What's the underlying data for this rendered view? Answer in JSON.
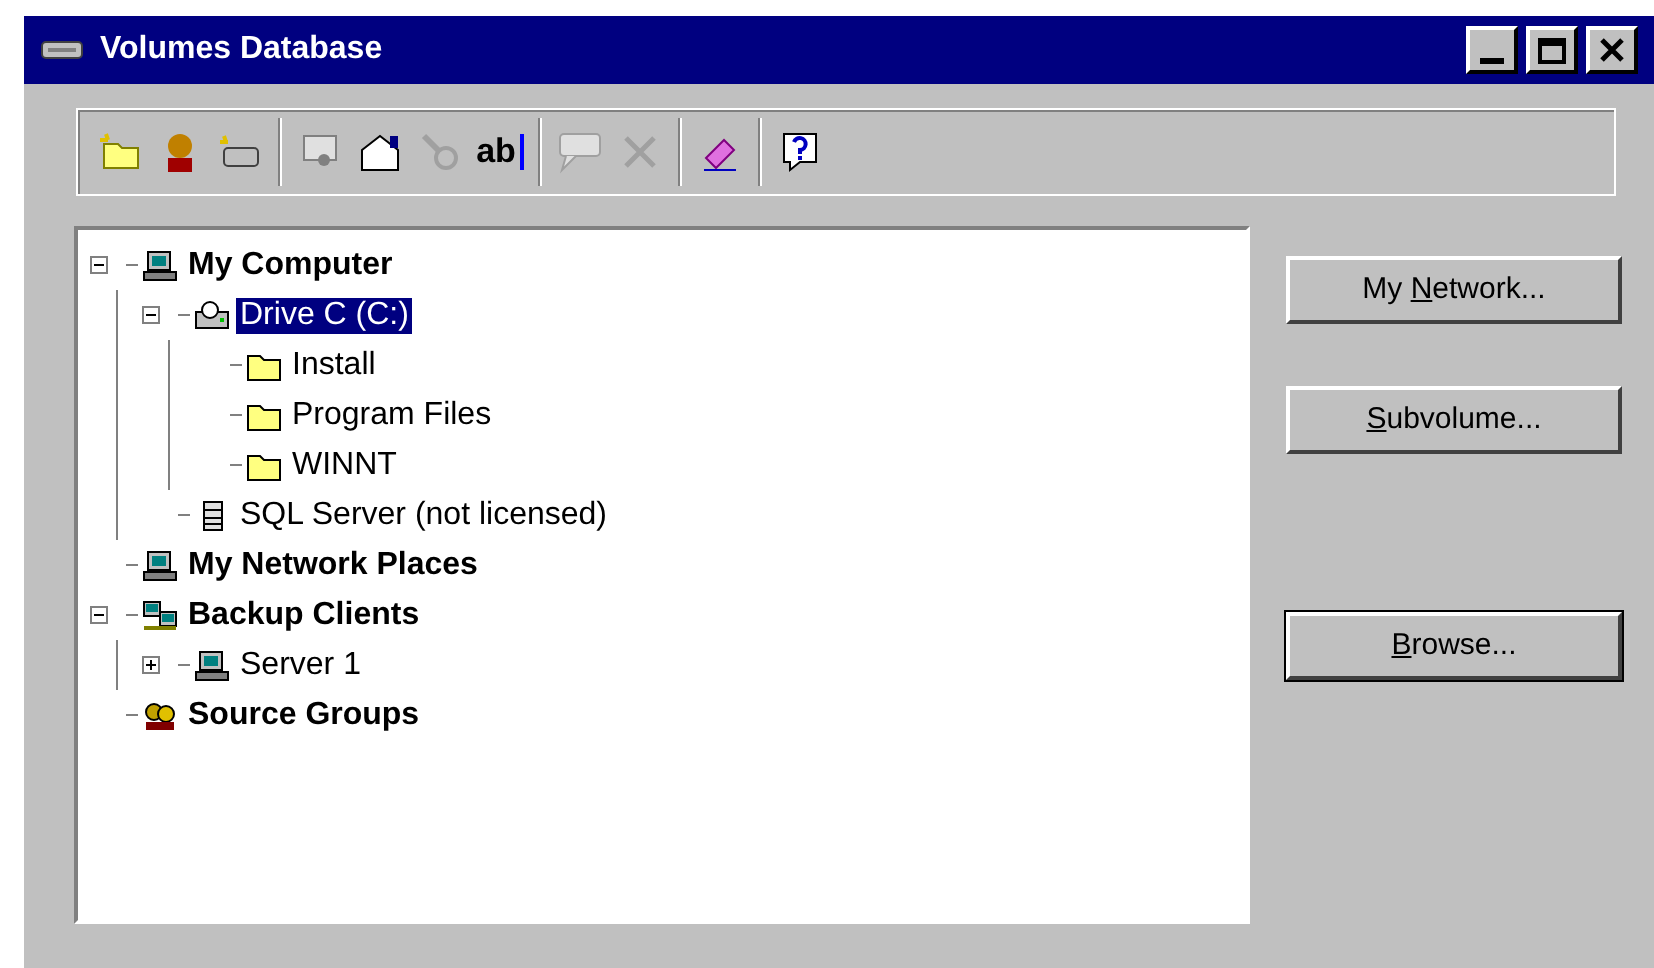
{
  "window": {
    "title": "Volumes Database"
  },
  "toolbar": {
    "rename_label": "ab"
  },
  "tree": [
    {
      "label": "My Computer",
      "kind": "computer",
      "bold": true,
      "selected": false,
      "expanded": true,
      "children": [
        {
          "label": "Drive C (C:)",
          "kind": "drive",
          "bold": false,
          "selected": true,
          "expanded": true,
          "children": [
            {
              "label": "Install",
              "kind": "folder",
              "bold": false,
              "selected": false
            },
            {
              "label": "Program Files",
              "kind": "folder",
              "bold": false,
              "selected": false
            },
            {
              "label": "WINNT",
              "kind": "folder",
              "bold": false,
              "selected": false
            }
          ]
        },
        {
          "label": "SQL Server (not licensed)",
          "kind": "server",
          "bold": false,
          "selected": false
        }
      ]
    },
    {
      "label": "My Network Places",
      "kind": "computer",
      "bold": true,
      "selected": false
    },
    {
      "label": "Backup Clients",
      "kind": "clients",
      "bold": true,
      "selected": false,
      "expanded": true,
      "children": [
        {
          "label": "Server 1",
          "kind": "computer",
          "bold": false,
          "selected": false,
          "expanded": false
        }
      ]
    },
    {
      "label": "Source Groups",
      "kind": "groups",
      "bold": true,
      "selected": false
    }
  ],
  "buttons": [
    {
      "before": "My ",
      "key": "N",
      "after": "etwork...",
      "default": false
    },
    {
      "key": "S",
      "after": "ubvolume...",
      "default": false
    },
    {
      "key": "B",
      "after": "rowse...",
      "default": true
    }
  ]
}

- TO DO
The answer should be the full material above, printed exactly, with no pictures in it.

- TASK RESULT
What's the underlying data for this rendered view? Answer in JSON.
{
  "window": {
    "title": "Volumes Database"
  },
  "toolbar": {
    "rename_label": "ab"
  },
  "tree": [
    {
      "label": "My Computer",
      "kind": "computer",
      "bold": true,
      "selected": false,
      "expanded": true,
      "children": [
        {
          "label": "Drive C (C:)",
          "kind": "drive",
          "bold": false,
          "selected": true,
          "expanded": true,
          "children": [
            {
              "label": "Install",
              "kind": "folder",
              "bold": false,
              "selected": false
            },
            {
              "label": "Program Files",
              "kind": "folder",
              "bold": false,
              "selected": false
            },
            {
              "label": "WINNT",
              "kind": "folder",
              "bold": false,
              "selected": false
            }
          ]
        },
        {
          "label": "SQL Server (not licensed)",
          "kind": "server",
          "bold": false,
          "selected": false
        }
      ]
    },
    {
      "label": "My Network Places",
      "kind": "computer",
      "bold": true,
      "selected": false
    },
    {
      "label": "Backup Clients",
      "kind": "clients",
      "bold": true,
      "selected": false,
      "expanded": true,
      "children": [
        {
          "label": "Server 1",
          "kind": "computer",
          "bold": false,
          "selected": false,
          "expanded": false
        }
      ]
    },
    {
      "label": "Source Groups",
      "kind": "groups",
      "bold": true,
      "selected": false
    }
  ],
  "buttons": [
    {
      "before": "My ",
      "key": "N",
      "after": "etwork...",
      "default": false
    },
    {
      "key": "S",
      "after": "ubvolume...",
      "default": false
    },
    {
      "key": "B",
      "after": "rowse...",
      "default": true
    }
  ]
}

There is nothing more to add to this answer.